Landing at Silghat awaits a trip to the lush tea plantations and is the perfect place to experience the hospitality and learn local customs. Following a walk in the plantations where laborers deftly pluck the small leaves finally you can have an interesting lesson on technique to prepare the perfect cup of tea. On the back of the boat you can sail to Majuli to be introduced to the philosophy of Vaishnavism, spread across Assam and born in Majuli by the Sankardeva during the XV-XVI Century.
He founded here the first Satra, not only a temple and place of the arts including dance and culture, it consists of a prayer hall and dormitories where the monks reside. In stark contrast with the Hindu hierarchy, Vaishnavism is strongly egalitarian, against idolatry and animal sacrifices and strongly monotheistic. Visit the Samaguri Satra where we will see the dances with masks. Also visit Kamalabari Satra where you can participate in the Matia Khora with performances by the young devotees.
Hike in Sibsagar, the ancient capital of the Ahom dynasty, who ruled Assam for more than 600 years. Here is the Shiva Dol and the wonderful rectangular tank of the Ahom queen Ambika. Here you can visit the highest temple in all of India, dedicated to Shiva. In mid April, you can see the Bihu, a show of typical dances of Assam performed by young dancers symbolizing the awakening of life in the spring season.

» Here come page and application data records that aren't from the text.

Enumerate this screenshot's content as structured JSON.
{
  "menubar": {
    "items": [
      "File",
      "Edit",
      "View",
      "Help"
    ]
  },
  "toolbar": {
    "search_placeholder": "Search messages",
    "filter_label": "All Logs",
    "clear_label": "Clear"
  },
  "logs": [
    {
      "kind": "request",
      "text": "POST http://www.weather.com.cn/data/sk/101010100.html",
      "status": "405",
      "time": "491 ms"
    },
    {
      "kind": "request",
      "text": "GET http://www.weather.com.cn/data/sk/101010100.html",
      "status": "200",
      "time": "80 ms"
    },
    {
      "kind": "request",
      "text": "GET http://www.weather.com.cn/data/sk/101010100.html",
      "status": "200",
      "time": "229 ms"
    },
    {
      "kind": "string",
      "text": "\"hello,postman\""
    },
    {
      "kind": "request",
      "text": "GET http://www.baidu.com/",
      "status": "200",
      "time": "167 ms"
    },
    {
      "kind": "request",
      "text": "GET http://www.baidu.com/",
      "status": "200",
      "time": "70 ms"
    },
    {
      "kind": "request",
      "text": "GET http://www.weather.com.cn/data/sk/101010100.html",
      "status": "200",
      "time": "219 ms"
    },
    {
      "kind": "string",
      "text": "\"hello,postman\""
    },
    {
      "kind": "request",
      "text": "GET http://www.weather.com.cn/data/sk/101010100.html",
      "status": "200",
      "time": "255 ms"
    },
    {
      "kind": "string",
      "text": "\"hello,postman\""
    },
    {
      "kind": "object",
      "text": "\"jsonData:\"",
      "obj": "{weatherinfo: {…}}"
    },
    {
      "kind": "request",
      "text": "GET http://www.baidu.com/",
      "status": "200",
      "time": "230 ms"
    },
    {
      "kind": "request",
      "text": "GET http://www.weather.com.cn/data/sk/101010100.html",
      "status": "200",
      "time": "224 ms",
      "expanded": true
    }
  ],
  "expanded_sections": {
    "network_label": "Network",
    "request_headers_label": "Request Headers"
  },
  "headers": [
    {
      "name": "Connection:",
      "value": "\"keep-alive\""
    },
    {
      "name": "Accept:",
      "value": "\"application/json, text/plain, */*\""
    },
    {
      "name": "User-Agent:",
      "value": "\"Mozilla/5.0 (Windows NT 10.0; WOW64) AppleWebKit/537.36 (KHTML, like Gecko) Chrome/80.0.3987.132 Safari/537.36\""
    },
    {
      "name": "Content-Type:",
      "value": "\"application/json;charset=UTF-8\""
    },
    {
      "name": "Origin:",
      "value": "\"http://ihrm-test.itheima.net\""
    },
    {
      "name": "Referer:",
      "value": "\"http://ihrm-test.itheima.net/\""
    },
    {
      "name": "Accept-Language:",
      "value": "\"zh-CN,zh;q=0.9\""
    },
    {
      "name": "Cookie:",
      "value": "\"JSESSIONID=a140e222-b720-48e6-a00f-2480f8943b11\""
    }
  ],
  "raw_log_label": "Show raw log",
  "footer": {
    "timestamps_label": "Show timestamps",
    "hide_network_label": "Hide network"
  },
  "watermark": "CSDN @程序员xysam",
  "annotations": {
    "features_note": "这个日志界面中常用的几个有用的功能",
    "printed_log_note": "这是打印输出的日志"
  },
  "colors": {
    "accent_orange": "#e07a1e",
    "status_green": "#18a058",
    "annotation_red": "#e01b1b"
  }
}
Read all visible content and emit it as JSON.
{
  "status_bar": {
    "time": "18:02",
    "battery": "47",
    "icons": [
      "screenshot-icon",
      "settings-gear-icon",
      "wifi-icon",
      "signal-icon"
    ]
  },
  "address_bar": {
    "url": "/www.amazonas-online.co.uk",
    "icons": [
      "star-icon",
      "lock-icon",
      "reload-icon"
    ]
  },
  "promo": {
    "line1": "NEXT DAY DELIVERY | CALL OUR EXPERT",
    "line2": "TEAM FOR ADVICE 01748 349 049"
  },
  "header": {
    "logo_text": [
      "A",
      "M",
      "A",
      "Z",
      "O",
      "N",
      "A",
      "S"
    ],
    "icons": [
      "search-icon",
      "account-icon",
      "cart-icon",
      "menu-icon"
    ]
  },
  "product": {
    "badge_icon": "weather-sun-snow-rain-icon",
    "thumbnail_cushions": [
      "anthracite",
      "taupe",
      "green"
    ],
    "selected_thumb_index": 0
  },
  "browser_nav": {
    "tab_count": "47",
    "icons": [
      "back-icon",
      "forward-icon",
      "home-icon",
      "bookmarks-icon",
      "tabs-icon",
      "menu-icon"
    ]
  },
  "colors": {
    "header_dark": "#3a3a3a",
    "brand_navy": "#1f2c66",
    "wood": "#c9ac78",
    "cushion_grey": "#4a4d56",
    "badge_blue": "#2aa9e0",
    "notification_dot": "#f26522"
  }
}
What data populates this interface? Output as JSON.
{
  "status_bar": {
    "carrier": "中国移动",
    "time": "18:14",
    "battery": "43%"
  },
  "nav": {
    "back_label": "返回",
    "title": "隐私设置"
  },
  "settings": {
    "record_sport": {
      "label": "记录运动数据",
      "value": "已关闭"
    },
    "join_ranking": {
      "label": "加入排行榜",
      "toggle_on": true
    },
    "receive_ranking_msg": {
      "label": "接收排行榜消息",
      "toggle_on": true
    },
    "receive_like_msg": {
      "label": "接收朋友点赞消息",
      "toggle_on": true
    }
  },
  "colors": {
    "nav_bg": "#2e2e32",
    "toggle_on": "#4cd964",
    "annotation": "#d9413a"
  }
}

Move to the direction of Nameri National Park. The park at the foot of the Himalayas, is crossed by the river Jia Bhorali and its deciduous forests are home to the rare white-winged duck. Walking inside the park, it is a paradise for birdwatchers, who will have the chance to spot examples of Merganser, lapwings, martin pescatore and, with a little luck, the elusive hornbills.